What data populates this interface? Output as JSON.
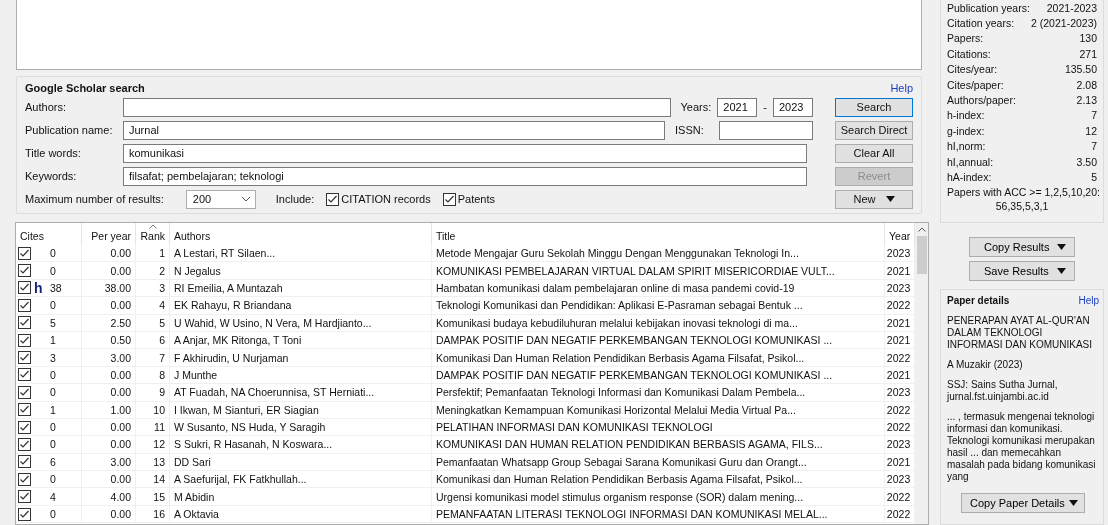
{
  "search": {
    "title": "Google Scholar search",
    "help": "Help",
    "fields": [
      {
        "label": "Authors:"
      },
      {
        "label": "Publication name:",
        "value": "Jurnal"
      },
      {
        "label": "Title words:",
        "value": "komunikasi"
      },
      {
        "label": "Keywords:",
        "value": "filsafat; pembelajaran; teknologi"
      }
    ],
    "years": {
      "label": "Years:",
      "from": "2021",
      "separator": "-",
      "to": "2023"
    },
    "issn": {
      "label": "ISSN:"
    },
    "max_results": {
      "label": "Maximum number of results:",
      "value": "200"
    },
    "include": {
      "label": "Include:",
      "options": [
        {
          "label": "CITATION records",
          "checked": true
        },
        {
          "label": "Patents",
          "checked": true
        }
      ]
    },
    "buttons": [
      {
        "label": "Search",
        "kind": "default",
        "disabled": false
      },
      {
        "label": "Search Direct",
        "kind": "plain",
        "disabled": false
      },
      {
        "label": "Clear All",
        "kind": "plain",
        "disabled": false
      },
      {
        "label": "Revert",
        "kind": "plain",
        "disabled": true
      },
      {
        "label": "New",
        "kind": "menu",
        "disabled": false
      }
    ]
  },
  "table": {
    "columns": [
      {
        "label": "Cites",
        "sorted": false
      },
      {
        "label": "Per year",
        "sorted": false
      },
      {
        "label": "Rank",
        "sorted": true
      },
      {
        "label": "Authors",
        "sorted": false
      },
      {
        "label": "Title",
        "sorted": false
      },
      {
        "label": "Year",
        "sorted": false
      }
    ],
    "rows": [
      {
        "checked": true,
        "cites": "0",
        "per_year": "0.00",
        "rank": "1",
        "authors": "A Lestari, RT Silaen...",
        "title": "Metode Mengajar Guru Sekolah Minggu Dengan Menggunakan Teknologi In...",
        "year": "2023"
      },
      {
        "checked": true,
        "cites": "0",
        "per_year": "0.00",
        "rank": "2",
        "authors": "N Jegalus",
        "title": "KOMUNIKASI PEMBELAJARAN VIRTUAL DALAM SPIRIT MISERICORDIAE VULT...",
        "year": "2021"
      },
      {
        "checked": true,
        "marker": "h",
        "cites": "38",
        "per_year": "38.00",
        "rank": "3",
        "authors": "RI Emeilia, A Muntazah",
        "title": "Hambatan komunikasi dalam pembelajaran online di masa pandemi covid-19",
        "year": "2023"
      },
      {
        "checked": true,
        "cites": "0",
        "per_year": "0.00",
        "rank": "4",
        "authors": "EK Rahayu, R Briandana",
        "title": "Teknologi Komunikasi dan Pendidikan: Aplikasi E-Pasraman sebagai Bentuk ...",
        "year": "2022"
      },
      {
        "checked": true,
        "cites": "5",
        "per_year": "2.50",
        "rank": "5",
        "authors": "U Wahid, W Usino, N Vera, M Hardjianto...",
        "title": "Komunikasi budaya kebudiluhuran melalui kebijakan inovasi teknologi di ma...",
        "year": "2021"
      },
      {
        "checked": true,
        "cites": "1",
        "per_year": "0.50",
        "rank": "6",
        "authors": "A Anjar, MK Ritonga, T Toni",
        "title": "DAMPAK POSITIF DAN NEGATIF PERKEMBANGAN TEKNOLOGI KOMUNIKASI ...",
        "year": "2021"
      },
      {
        "checked": true,
        "cites": "3",
        "per_year": "3.00",
        "rank": "7",
        "authors": "F Akhirudin, U Nurjaman",
        "title": "Komunikasi Dan Human Relation Pendidikan Berbasis Agama Filsafat, Psikol...",
        "year": "2022"
      },
      {
        "checked": true,
        "cites": "0",
        "per_year": "0.00",
        "rank": "8",
        "authors": "J Munthe",
        "title": "DAMPAK POSITIF DAN NEGATIF PERKEMBANGAN TEKNOLOGI KOMUNIKASI ...",
        "year": "2021"
      },
      {
        "checked": true,
        "cites": "0",
        "per_year": "0.00",
        "rank": "9",
        "authors": "AT Fuadah, NA Choerunnisa, ST Herniati...",
        "title": "Persfektif; Pemanfaatan Teknologi Informasi dan Komunikasi Dalam Pembela...",
        "year": "2023"
      },
      {
        "checked": true,
        "cites": "1",
        "per_year": "1.00",
        "rank": "10",
        "authors": "I Ikwan, M Sianturi, ER Siagian",
        "title": "Meningkatkan Kemampuan Komunikasi Horizontal Melalui Media Virtual Pa...",
        "year": "2022"
      },
      {
        "checked": true,
        "cites": "0",
        "per_year": "0.00",
        "rank": "11",
        "authors": "W Susanto, NS Huda, Y Saragih",
        "title": "PELATIHAN INFORMASI DAN KOMUNIKASI TEKNOLOGI",
        "year": "2022"
      },
      {
        "checked": true,
        "cites": "0",
        "per_year": "0.00",
        "rank": "12",
        "authors": "S Sukri, R Hasanah, N Koswara...",
        "title": "KOMUNIKASI DAN HUMAN RELATION PENDIDIKAN BERBASIS AGAMA, FILS...",
        "year": "2023"
      },
      {
        "checked": true,
        "cites": "6",
        "per_year": "3.00",
        "rank": "13",
        "authors": "DD Sari",
        "title": "Pemanfaatan Whatsapp Group Sebagai Sarana Komunikasi Guru dan Orangt...",
        "year": "2021"
      },
      {
        "checked": true,
        "cites": "0",
        "per_year": "0.00",
        "rank": "14",
        "authors": "A Saefurijal, FK Fatkhullah...",
        "title": "Komunikasi dan Human Relation Pendidikan Berbasis Agama Filsafat, Psikol...",
        "year": "2023"
      },
      {
        "checked": true,
        "cites": "4",
        "per_year": "4.00",
        "rank": "15",
        "authors": "M Abidin",
        "title": "Urgensi komunikasi model stimulus organism response (SOR) dalam mening...",
        "year": "2022"
      },
      {
        "checked": true,
        "cites": "0",
        "per_year": "0.00",
        "rank": "16",
        "authors": "A Oktavia",
        "title": "PEMANFAATAN LITERASI TEKNOLOGI INFORMASI DAN KOMUNIKASI MELAL...",
        "year": "2022"
      }
    ]
  },
  "metrics": [
    {
      "label": "Publication years:",
      "value": "2021-2023"
    },
    {
      "label": "Citation years:",
      "value": "2 (2021-2023)"
    },
    {
      "label": "Papers:",
      "value": "130"
    },
    {
      "label": "Citations:",
      "value": "271"
    },
    {
      "label": "Cites/year:",
      "value": "135.50"
    },
    {
      "label": "Cites/paper:",
      "value": "2.08"
    },
    {
      "label": "Authors/paper:",
      "value": "2.13"
    },
    {
      "label": "h-index:",
      "value": "7"
    },
    {
      "label": "g-index:",
      "value": "12"
    },
    {
      "label": "hI,norm:",
      "value": "7"
    },
    {
      "label": "hI,annual:",
      "value": "3.50"
    },
    {
      "label": "hA-index:",
      "value": "5"
    }
  ],
  "acc": {
    "label": "Papers with ACC >= 1,2,5,10,20:",
    "value": "56,35,5,3,1"
  },
  "result_buttons": [
    "Copy Results",
    "Save Results"
  ],
  "paper_details": {
    "title": "Paper details",
    "help": "Help",
    "paper_title": "PENERAPAN AYAT AL-QUR'AN DALAM TEKNOLOGI INFORMASI DAN KOMUNIKASI",
    "authors": "A Muzakir (2023)",
    "source": "SSJ: Sains Sutha Jurnal, jurnal.fst.uinjambi.ac.id",
    "abstract": "... , termasuk mengenai teknologi informasi dan komunikasi. Teknologi komunikasi merupakan hasil ... dan memecahkan masalah pada bidang komunikasi yang",
    "button": "Copy Paper Details"
  }
}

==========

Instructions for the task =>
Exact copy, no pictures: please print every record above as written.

Exercise output =>
What data populates this interface? Output as JSON.
{
  "search": {
    "title": "Google Scholar search",
    "help": "Help",
    "fields": [
      {
        "label": "Authors:"
      },
      {
        "label": "Publication name:",
        "value": "Jurnal"
      },
      {
        "label": "Title words:",
        "value": "komunikasi"
      },
      {
        "label": "Keywords:",
        "value": "filsafat; pembelajaran; teknologi"
      }
    ],
    "years": {
      "label": "Years:",
      "from": "2021",
      "separator": "-",
      "to": "2023"
    },
    "issn": {
      "label": "ISSN:"
    },
    "max_results": {
      "label": "Maximum number of results:",
      "value": "200"
    },
    "include": {
      "label": "Include:",
      "options": [
        {
          "label": "CITATION records",
          "checked": true
        },
        {
          "label": "Patents",
          "checked": true
        }
      ]
    },
    "buttons": [
      {
        "label": "Search",
        "kind": "default",
        "disabled": false
      },
      {
        "label": "Search Direct",
        "kind": "plain",
        "disabled": false
      },
      {
        "label": "Clear All",
        "kind": "plain",
        "disabled": false
      },
      {
        "label": "Revert",
        "kind": "plain",
        "disabled": true
      },
      {
        "label": "New",
        "kind": "menu",
        "disabled": false
      }
    ]
  },
  "table": {
    "columns": [
      {
        "label": "Cites",
        "sorted": false
      },
      {
        "label": "Per year",
        "sorted": false
      },
      {
        "label": "Rank",
        "sorted": true
      },
      {
        "label": "Authors",
        "sorted": false
      },
      {
        "label": "Title",
        "sorted": false
      },
      {
        "label": "Year",
        "sorted": false
      }
    ],
    "rows": [
      {
        "checked": true,
        "cites": "0",
        "per_year": "0.00",
        "rank": "1",
        "authors": "A Lestari, RT Silaen...",
        "title": "Metode Mengajar Guru Sekolah Minggu Dengan Menggunakan Teknologi In...",
        "year": "2023"
      },
      {
        "checked": true,
        "cites": "0",
        "per_year": "0.00",
        "rank": "2",
        "authors": "N Jegalus",
        "title": "KOMUNIKASI PEMBELAJARAN VIRTUAL DALAM SPIRIT MISERICORDIAE VULT...",
        "year": "2021"
      },
      {
        "checked": true,
        "marker": "h",
        "cites": "38",
        "per_year": "38.00",
        "rank": "3",
        "authors": "RI Emeilia, A Muntazah",
        "title": "Hambatan komunikasi dalam pembelajaran online di masa pandemi covid-19",
        "year": "2023"
      },
      {
        "checked": true,
        "cites": "0",
        "per_year": "0.00",
        "rank": "4",
        "authors": "EK Rahayu, R Briandana",
        "title": "Teknologi Komunikasi dan Pendidikan: Aplikasi E-Pasraman sebagai Bentuk ...",
        "year": "2022"
      },
      {
        "checked": true,
        "cites": "5",
        "per_year": "2.50",
        "rank": "5",
        "authors": "U Wahid, W Usino, N Vera, M Hardjianto...",
        "title": "Komunikasi budaya kebudiluhuran melalui kebijakan inovasi teknologi di ma...",
        "year": "2021"
      },
      {
        "checked": true,
        "cites": "1",
        "per_year": "0.50",
        "rank": "6",
        "authors": "A Anjar, MK Ritonga, T Toni",
        "title": "DAMPAK POSITIF DAN NEGATIF PERKEMBANGAN TEKNOLOGI KOMUNIKASI ...",
        "year": "2021"
      },
      {
        "checked": true,
        "cites": "3",
        "per_year": "3.00",
        "rank": "7",
        "authors": "F Akhirudin, U Nurjaman",
        "title": "Komunikasi Dan Human Relation Pendidikan Berbasis Agama Filsafat, Psikol...",
        "year": "2022"
      },
      {
        "checked": true,
        "cites": "0",
        "per_year": "0.00",
        "rank": "8",
        "authors": "J Munthe",
        "title": "DAMPAK POSITIF DAN NEGATIF PERKEMBANGAN TEKNOLOGI KOMUNIKASI ...",
        "year": "2021"
      },
      {
        "checked": true,
        "cites": "0",
        "per_year": "0.00",
        "rank": "9",
        "authors": "AT Fuadah, NA Choerunnisa, ST Herniati...",
        "title": "Persfektif; Pemanfaatan Teknologi Informasi dan Komunikasi Dalam Pembela...",
        "year": "2023"
      },
      {
        "checked": true,
        "cites": "1",
        "per_year": "1.00",
        "rank": "10",
        "authors": "I Ikwan, M Sianturi, ER Siagian",
        "title": "Meningkatkan Kemampuan Komunikasi Horizontal Melalui Media Virtual Pa...",
        "year": "2022"
      },
      {
        "checked": true,
        "cites": "0",
        "per_year": "0.00",
        "rank": "11",
        "authors": "W Susanto, NS Huda, Y Saragih",
        "title": "PELATIHAN INFORMASI DAN KOMUNIKASI TEKNOLOGI",
        "year": "2022"
      },
      {
        "checked": true,
        "cites": "0",
        "per_year": "0.00",
        "rank": "12",
        "authors": "S Sukri, R Hasanah, N Koswara...",
        "title": "KOMUNIKASI DAN HUMAN RELATION PENDIDIKAN BERBASIS AGAMA, FILS...",
        "year": "2023"
      },
      {
        "checked": true,
        "cites": "6",
        "per_year": "3.00",
        "rank": "13",
        "authors": "DD Sari",
        "title": "Pemanfaatan Whatsapp Group Sebagai Sarana Komunikasi Guru dan Orangt...",
        "year": "2021"
      },
      {
        "checked": true,
        "cites": "0",
        "per_year": "0.00",
        "rank": "14",
        "authors": "A Saefurijal, FK Fatkhullah...",
        "title": "Komunikasi dan Human Relation Pendidikan Berbasis Agama Filsafat, Psikol...",
        "year": "2023"
      },
      {
        "checked": true,
        "cites": "4",
        "per_year": "4.00",
        "rank": "15",
        "authors": "M Abidin",
        "title": "Urgensi komunikasi model stimulus organism response (SOR) dalam mening...",
        "year": "2022"
      },
      {
        "checked": true,
        "cites": "0",
        "per_year": "0.00",
        "rank": "16",
        "authors": "A Oktavia",
        "title": "PEMANFAATAN LITERASI TEKNOLOGI INFORMASI DAN KOMUNIKASI MELAL...",
        "year": "2022"
      }
    ]
  },
  "metrics": [
    {
      "label": "Publication years:",
      "value": "2021-2023"
    },
    {
      "label": "Citation years:",
      "value": "2 (2021-2023)"
    },
    {
      "label": "Papers:",
      "value": "130"
    },
    {
      "label": "Citations:",
      "value": "271"
    },
    {
      "label": "Cites/year:",
      "value": "135.50"
    },
    {
      "label": "Cites/paper:",
      "value": "2.08"
    },
    {
      "label": "Authors/paper:",
      "value": "2.13"
    },
    {
      "label": "h-index:",
      "value": "7"
    },
    {
      "label": "g-index:",
      "value": "12"
    },
    {
      "label": "hI,norm:",
      "value": "7"
    },
    {
      "label": "hI,annual:",
      "value": "3.50"
    },
    {
      "label": "hA-index:",
      "value": "5"
    }
  ],
  "acc": {
    "label": "Papers with ACC >= 1,2,5,10,20:",
    "value": "56,35,5,3,1"
  },
  "result_buttons": [
    "Copy Results",
    "Save Results"
  ],
  "paper_details": {
    "title": "Paper details",
    "help": "Help",
    "paper_title": "PENERAPAN AYAT AL-QUR'AN DALAM TEKNOLOGI INFORMASI DAN KOMUNIKASI",
    "authors": "A Muzakir (2023)",
    "source": "SSJ: Sains Sutha Jurnal, jurnal.fst.uinjambi.ac.id",
    "abstract": "... , termasuk mengenai teknologi informasi dan komunikasi. Teknologi komunikasi merupakan hasil ... dan memecahkan masalah pada bidang komunikasi yang",
    "button": "Copy Paper Details"
  }
}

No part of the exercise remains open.